Work request → Copy out, from the entries below, each line holding the string "label".

[Interface dataset entries]
----
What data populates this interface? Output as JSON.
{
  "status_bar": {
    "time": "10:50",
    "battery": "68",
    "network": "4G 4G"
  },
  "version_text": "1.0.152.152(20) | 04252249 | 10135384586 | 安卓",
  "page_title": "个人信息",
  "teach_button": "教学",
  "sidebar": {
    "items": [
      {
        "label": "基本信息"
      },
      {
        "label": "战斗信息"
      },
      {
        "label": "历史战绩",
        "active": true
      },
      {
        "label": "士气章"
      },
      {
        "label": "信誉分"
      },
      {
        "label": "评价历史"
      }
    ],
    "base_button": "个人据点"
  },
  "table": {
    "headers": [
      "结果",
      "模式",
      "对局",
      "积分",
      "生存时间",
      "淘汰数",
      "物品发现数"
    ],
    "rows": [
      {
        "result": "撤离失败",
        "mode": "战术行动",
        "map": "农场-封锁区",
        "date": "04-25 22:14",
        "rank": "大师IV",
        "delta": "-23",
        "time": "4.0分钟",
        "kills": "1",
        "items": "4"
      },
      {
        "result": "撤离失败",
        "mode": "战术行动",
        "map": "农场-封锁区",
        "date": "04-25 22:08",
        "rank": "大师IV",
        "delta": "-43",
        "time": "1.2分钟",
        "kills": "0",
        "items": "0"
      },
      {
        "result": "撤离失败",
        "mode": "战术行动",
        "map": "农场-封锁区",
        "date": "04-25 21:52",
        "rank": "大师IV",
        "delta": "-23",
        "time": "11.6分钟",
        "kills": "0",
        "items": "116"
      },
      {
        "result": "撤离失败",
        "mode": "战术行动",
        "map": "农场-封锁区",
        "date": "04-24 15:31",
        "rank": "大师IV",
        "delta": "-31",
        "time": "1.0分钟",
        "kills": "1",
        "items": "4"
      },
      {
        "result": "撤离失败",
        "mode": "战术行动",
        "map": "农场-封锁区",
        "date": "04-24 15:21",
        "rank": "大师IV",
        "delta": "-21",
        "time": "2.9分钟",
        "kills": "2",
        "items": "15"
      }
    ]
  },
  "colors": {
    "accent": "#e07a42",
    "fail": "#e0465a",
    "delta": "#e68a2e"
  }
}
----
Output of the exercise →
        "label": "基本信息"
        "label": "战斗信息"
        "label": "历史战绩",
        "label": "士气章"
        "label": "信誉分"
        "label": "评价历史"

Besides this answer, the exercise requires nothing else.